The oppressive relations which trample over women’s rights for the benefit of big business receive support from the governmental heads attending CHOGM. In the cases of the Prime Ministers of the UK and Australia, this support is imperialist, acting in the interests of a handful of powerful families and corporations around the globe to wage brutal war and occupation on Iraq and Afghanistan to attain oil and profits, elevating misogynist sectors and assaulting women’s freedoms and living standards in those countries, as deemed useful. The ‘family code’ of the current Afghanistan regime sanctions spousal rape and child marriage.

It is for all these reasons that it is crucial to build events specific to women’s rights, as well as promote solidarity between groups campaigning around other sorts of oppression.

What does it mean when the vast inequalities of global wealth distribution mean women hold 1% of the world’s wealth, but even detailed critiques by activists targetting these powerful elites make no mention of this? Activism on the fronts of climate justice, opposition to war, racism and homelessness is disproportionately necessary to women. But action on these fronts alone does not address the many specific forms of oppression women face, nor advance consciousness about women’s oppression. Nor does it combat the sexism that has resulted from decades of demobilised feminist activism. It is common for feminists to be treated as though their activism is motivated by wanting women to be the oppressors. Feminists encounter sexist bullying from people who think their activism is bigoted and have no notion of the scope of women’s oppression.

Winning women’s rights requires the building of a conscious movement aimed at liberating women.

Reclaim the Night Perth: Oct 28, 5pm Cultural Centre, Northbridge. Bands, protest and march to the CBD. Supportive men encouraged to line the march route and assist with publicity.

* The Reclaim the Night Collective has members with different political ideas and approaches – this article was written by just one of us, although benefitting from the ideas of all. We unite in opposing the forces represented by the ‘Commonwealth’ and in demanding:

End violence against women!
No to rape and sexual harassment!
No to CHOGM:
Cease funding war and exploitation
stop the cuts to women’s refuges,
increase funding to women’s refuges and rape crisis services!

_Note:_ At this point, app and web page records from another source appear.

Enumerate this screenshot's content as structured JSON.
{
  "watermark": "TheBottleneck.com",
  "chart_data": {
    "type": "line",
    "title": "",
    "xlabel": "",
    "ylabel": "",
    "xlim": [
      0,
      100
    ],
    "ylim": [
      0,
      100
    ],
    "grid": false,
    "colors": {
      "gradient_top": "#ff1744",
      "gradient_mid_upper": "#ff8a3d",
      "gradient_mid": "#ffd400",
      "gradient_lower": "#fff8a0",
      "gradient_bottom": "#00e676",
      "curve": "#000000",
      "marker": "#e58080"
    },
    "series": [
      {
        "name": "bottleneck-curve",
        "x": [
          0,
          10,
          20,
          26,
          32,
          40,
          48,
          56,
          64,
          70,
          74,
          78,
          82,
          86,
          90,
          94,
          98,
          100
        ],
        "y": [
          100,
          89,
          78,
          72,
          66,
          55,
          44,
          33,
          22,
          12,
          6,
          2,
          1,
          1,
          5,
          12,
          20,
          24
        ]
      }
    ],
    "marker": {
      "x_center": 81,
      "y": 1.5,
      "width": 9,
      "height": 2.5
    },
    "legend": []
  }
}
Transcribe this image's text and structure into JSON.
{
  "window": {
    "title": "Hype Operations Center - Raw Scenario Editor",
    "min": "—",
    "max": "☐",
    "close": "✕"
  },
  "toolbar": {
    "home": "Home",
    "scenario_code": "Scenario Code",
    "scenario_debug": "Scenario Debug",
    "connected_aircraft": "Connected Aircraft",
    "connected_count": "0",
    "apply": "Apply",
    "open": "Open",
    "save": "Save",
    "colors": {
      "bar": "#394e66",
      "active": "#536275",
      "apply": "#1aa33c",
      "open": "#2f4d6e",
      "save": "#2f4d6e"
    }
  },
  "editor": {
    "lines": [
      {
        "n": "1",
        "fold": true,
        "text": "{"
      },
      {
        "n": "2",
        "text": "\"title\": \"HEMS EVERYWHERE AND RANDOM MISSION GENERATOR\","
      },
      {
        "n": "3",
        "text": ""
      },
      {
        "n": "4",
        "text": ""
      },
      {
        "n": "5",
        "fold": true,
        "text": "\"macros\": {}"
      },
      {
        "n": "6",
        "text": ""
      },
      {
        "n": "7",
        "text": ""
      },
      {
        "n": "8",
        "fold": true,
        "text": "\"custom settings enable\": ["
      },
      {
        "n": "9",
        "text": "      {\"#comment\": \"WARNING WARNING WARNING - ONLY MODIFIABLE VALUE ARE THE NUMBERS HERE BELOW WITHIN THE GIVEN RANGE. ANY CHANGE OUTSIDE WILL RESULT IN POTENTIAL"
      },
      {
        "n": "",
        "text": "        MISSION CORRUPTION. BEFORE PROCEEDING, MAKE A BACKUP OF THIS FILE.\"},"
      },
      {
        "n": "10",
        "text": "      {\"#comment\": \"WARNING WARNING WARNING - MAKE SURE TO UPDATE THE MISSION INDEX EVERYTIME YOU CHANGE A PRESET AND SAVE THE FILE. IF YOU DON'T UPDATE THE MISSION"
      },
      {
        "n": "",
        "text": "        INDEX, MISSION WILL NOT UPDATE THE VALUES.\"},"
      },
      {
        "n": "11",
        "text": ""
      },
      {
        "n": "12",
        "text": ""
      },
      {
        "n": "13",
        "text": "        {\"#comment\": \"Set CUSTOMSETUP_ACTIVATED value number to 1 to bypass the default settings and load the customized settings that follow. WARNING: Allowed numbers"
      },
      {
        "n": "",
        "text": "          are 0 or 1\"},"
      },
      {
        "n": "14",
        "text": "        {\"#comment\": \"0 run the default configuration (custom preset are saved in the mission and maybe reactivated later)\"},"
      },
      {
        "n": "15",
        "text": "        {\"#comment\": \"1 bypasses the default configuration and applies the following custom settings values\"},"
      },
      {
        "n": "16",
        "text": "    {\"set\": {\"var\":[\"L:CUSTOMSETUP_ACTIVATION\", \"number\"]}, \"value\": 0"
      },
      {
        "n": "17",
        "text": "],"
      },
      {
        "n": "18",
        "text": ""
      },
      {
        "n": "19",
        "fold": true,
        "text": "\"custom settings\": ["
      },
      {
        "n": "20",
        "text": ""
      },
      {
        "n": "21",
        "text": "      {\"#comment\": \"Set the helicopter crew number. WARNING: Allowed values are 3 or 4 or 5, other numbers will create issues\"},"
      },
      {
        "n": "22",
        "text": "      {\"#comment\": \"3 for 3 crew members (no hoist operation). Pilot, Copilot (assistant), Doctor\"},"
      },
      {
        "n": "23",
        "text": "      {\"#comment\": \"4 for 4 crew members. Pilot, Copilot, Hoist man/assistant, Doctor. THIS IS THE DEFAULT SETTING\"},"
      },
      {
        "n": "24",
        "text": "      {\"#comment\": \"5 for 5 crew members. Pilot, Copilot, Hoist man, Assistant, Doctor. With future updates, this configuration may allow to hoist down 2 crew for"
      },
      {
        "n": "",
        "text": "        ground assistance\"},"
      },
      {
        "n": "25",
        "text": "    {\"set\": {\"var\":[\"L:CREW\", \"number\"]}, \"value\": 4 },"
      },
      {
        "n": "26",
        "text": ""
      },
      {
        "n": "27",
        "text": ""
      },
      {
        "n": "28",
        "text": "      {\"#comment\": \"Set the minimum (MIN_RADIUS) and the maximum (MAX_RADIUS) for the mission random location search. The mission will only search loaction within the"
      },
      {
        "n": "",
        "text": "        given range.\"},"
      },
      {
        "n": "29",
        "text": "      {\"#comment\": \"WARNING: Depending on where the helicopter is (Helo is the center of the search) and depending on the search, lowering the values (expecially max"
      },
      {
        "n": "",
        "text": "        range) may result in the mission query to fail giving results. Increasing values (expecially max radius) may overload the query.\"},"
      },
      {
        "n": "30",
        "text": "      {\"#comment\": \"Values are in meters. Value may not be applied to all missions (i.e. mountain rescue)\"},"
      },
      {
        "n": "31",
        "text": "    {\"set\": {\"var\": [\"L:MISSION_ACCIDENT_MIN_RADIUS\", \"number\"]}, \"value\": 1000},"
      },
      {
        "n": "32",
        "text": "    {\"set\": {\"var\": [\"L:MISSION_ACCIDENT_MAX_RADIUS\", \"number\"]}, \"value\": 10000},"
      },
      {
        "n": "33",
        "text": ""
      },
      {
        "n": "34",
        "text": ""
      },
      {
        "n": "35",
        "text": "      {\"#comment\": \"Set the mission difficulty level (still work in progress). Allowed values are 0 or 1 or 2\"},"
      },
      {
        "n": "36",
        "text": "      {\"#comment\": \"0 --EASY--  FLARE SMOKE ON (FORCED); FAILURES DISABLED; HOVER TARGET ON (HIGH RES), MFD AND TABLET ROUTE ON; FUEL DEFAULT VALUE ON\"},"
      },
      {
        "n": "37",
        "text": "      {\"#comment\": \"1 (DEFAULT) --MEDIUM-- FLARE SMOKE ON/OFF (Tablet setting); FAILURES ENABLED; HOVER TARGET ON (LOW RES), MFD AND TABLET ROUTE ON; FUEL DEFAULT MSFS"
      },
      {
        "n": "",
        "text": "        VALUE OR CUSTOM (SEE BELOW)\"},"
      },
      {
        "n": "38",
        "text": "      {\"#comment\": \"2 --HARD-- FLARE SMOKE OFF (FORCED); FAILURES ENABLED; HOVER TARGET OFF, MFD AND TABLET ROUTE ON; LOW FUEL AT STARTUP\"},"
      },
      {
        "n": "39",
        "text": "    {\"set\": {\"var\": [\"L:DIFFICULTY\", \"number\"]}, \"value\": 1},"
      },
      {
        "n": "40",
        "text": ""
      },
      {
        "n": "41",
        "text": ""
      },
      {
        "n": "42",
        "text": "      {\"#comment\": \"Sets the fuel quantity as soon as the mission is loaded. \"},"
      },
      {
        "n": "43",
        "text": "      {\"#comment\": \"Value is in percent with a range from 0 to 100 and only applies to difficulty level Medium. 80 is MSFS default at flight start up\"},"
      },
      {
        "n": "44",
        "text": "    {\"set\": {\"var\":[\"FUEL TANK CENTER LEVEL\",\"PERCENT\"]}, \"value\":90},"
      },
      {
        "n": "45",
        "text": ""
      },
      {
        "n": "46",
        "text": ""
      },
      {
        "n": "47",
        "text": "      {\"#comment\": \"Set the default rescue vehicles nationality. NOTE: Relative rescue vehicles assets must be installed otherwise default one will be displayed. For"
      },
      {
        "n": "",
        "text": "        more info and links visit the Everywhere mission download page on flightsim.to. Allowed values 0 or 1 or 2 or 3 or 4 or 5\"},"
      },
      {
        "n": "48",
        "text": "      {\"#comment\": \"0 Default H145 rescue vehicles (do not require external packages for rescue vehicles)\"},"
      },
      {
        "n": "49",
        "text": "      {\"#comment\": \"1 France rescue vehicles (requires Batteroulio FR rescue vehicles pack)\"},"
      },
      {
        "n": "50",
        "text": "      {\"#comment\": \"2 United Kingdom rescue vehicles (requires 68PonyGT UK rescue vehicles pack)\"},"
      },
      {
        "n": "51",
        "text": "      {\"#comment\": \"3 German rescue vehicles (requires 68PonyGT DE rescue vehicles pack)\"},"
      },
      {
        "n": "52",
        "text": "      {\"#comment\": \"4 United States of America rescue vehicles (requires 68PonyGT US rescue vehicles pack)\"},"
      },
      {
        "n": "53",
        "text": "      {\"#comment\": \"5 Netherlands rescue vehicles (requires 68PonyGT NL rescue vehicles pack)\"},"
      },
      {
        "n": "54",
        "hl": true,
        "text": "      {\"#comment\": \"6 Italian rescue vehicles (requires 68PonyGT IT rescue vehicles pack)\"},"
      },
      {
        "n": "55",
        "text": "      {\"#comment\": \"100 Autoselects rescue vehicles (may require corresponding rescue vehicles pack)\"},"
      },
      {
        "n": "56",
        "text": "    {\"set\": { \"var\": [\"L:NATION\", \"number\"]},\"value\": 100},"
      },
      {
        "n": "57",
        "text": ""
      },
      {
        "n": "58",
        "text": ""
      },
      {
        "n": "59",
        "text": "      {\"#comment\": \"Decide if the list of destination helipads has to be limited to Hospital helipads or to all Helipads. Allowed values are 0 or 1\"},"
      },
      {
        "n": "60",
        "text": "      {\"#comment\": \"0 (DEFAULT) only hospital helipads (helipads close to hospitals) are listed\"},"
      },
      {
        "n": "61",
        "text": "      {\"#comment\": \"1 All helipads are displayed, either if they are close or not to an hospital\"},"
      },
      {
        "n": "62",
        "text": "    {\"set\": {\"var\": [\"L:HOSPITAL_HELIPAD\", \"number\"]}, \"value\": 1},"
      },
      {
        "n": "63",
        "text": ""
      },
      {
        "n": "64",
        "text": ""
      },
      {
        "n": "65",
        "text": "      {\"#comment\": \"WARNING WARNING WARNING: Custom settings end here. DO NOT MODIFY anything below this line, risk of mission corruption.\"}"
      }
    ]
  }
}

Additional useful reference on violence towards women in Australia:
Mouzos, J., and Makkai, T. Findings from the Australian Component of the International Violence Against Women Survey (IVAWS). Published by Australian Institute of Criminology.

Copyright © Virginia Brown October 2011. Feel free to repost for non-profit purposes and without alteration so long as this article URL: is included.